The Splendour of Greece

THE CENTURY and a half that followed the defeat of Persia was one of very great splendour for the Greek civilization. True that Greece was torn by a desperate struggle for ascendancy between Athens, Sparta and other states (the Peloponnesian War 431 to 404 B.C.) and that in 338 B.C. the Macedonians became virtually masters of Greece; nevertheless during this period the thought and the creative and artistic impulse of the Greeks rose to levels that made their achievement a lamp to mankind for all the rest of history.

The head and centre of this mental activity was Athens. For over thirty years (466 to 428 B.C.) Athens was dominated by a man of great vigour and liberality of mind, Pericles, who set himself to rebuild the city from the ashes to which the Persians had reduced it. The beautiful ruins that still glorify Athens to-day are chiefly the remains of this great effort. And he did not simply rebuild a material Athens. He rebuilt Athens intellectually. He gathered about him not only architects and sculptors but poets, dramatists, philosophers and teachers. Herodotus came to Athens to recite his history (438 B.C.). Anaxagoras came with the beginnings of a scientific description of the sun and stars. Æschylus, Sophocles and Euripides one after the other carried the Greek drama to its highest levels of beauty and nobility.

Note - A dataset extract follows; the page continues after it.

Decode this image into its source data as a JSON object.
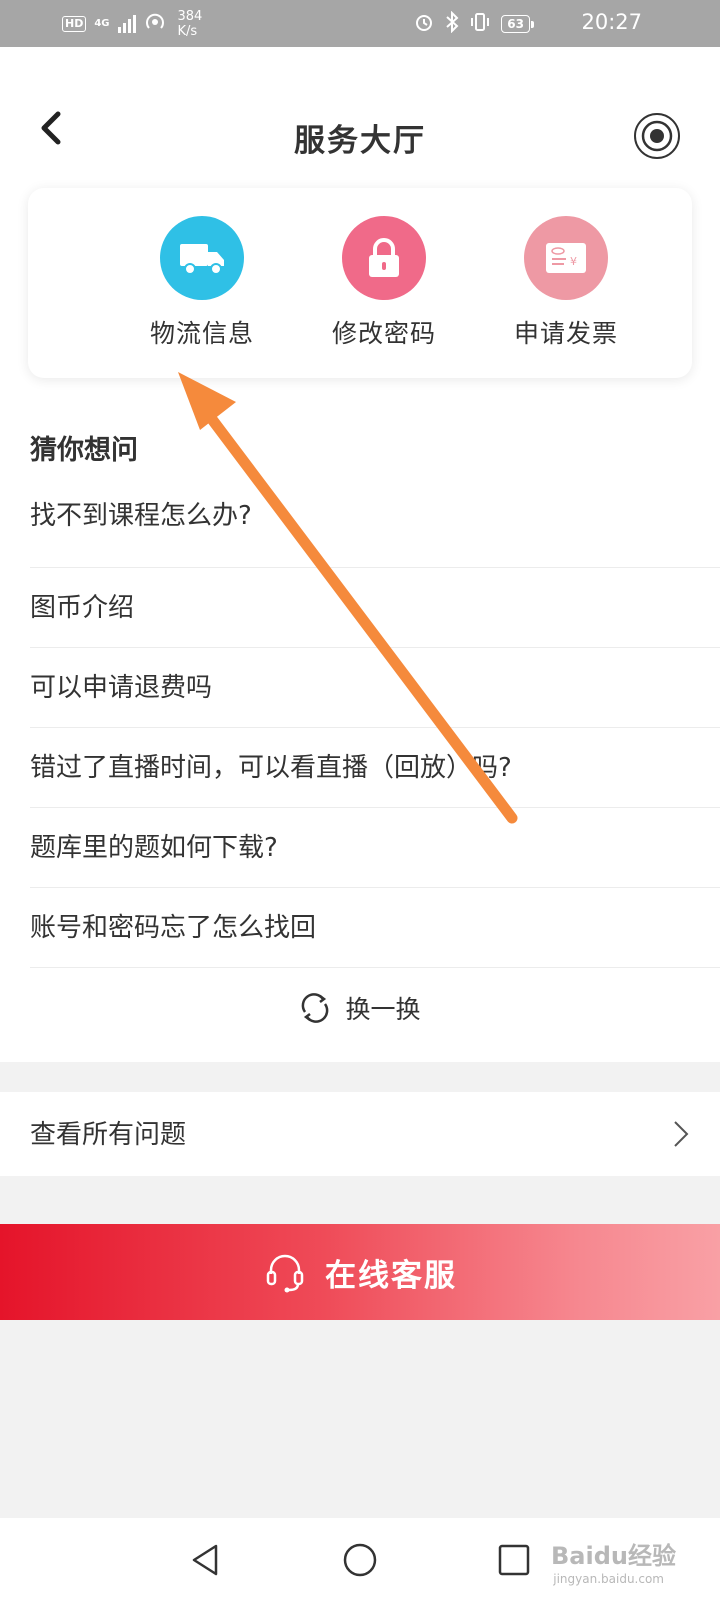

The impetus Pericles gave to the intellectual life of Athens lived on after his death, and in spite of the fact that the peace of Greece was now broken by the Peloponnesian War and a long and wasteful struggle for “ascendancy” was beginning. Indeed the darkling of the political horizon seems for a time to have quickened rather than discouraged men’s minds.

Already long before the time of Pericles the peculiar freedom of Greek institutions had given great importance to skill in discussion. Decision rested neither with king nor with priest but in the assemblies of the people or of leading men. Eloquence and able argument became very desirable accomplishments therefore, and a class of teachers arose, the Sophists, who undertook to strengthen young men in these arts. But one cannot reason without matter, and knowledge followed in the wake of speech. The activities and rivalries of these Sophists led very naturally to an acute examination of style, of methods of thought and of the validity of arguments. When Pericles died a certain Socrates was becoming prominent as an able and destructive critic of bad argument—and much of the teaching of the Sophists was bad argument. A group of brilliant young men gathered about Socrates. In the end Socrates was executed for disturbing people’s minds (399 B.C.), he was condemned after the dignified fashion of the Athens of those days to drink in his own house and among his own friends a poisonous draught made from hemlock, but the disturbance of people’s minds went on in spite of his condemnation. His young men carried on his teaching.

Chief among these young men was Plato (427 to 347 B.C.) who presently began to teach philosophy in the grove of the Academy. His teaching fell into two main divisions, an examination of the foundations and methods of human thinking and an examination of political institutions. He was the first man to write a Utopia, that is to say the plan of a community different from and better than any existing community. This shows an altogether unprecedented boldness in the human mind which had hitherto accepted social traditions and usages with scarcely a question. Plato said plainly to mankind: “Most of the social and political ills from which you suffer are under your control, given only the will and courage to change them. You can live in another and a wiser fashion if you choose to think it out and work it out. You are not awake to your own power.” That is a high adventurous teaching that has still to soak in to the common intelligence of our race. One of his earliest works was the Republic, a dream of a communist aristocracy; his last unfinished work was the Laws, a scheme of regulation for another such Utopian state.

The criticism of methods of thinking and methods of government was carried on after Plato’s death by Aristotle, who had been his pupil and who taught in the Lyceum. Aristotle came from the city of Stagira in Macedonia, and his father was court physician to the Macedonian king. For a time Aristotle was tutor to Alexander, the king’s son, who was destined to achieve very great things of which we shall soon be telling. Aristotle’s work upon methods of thinking carried the science of Logic to a level at which it remained for fifteen hundred years or more, until the mediæval schoolmen took up the ancient questions again. He made no Utopias. Before man could really control his destiny as Plato taught, Aristotle perceived that he needed far more knowledge and far more accurate knowledge than he possessed. And so Aristotle began that systematic collection of knowledge which nowadays we call Science. He sent out explorers to collect facts. He was the father of natural history. He was the founder of political science. His students at the Lyceum examined and compared the constitutions of 158 different states.

Here in the fourth century B.C. we find men who are practically “modern thinkers.” The child-like, dream-like methods of primitive thought had given way to a disciplined and critical attack upon the problems of life. The weird and monstrous symbolism and imagery of the gods and god monsters, and all the taboos and awes and restraints that have hitherto encumbered thinking are here completely set aside. Free, exact and systematic thinking has begun. The fresh and unencumbered mind of these newcomers out of the northern forests has thrust itself into the mysteries of the temple and let the daylight in.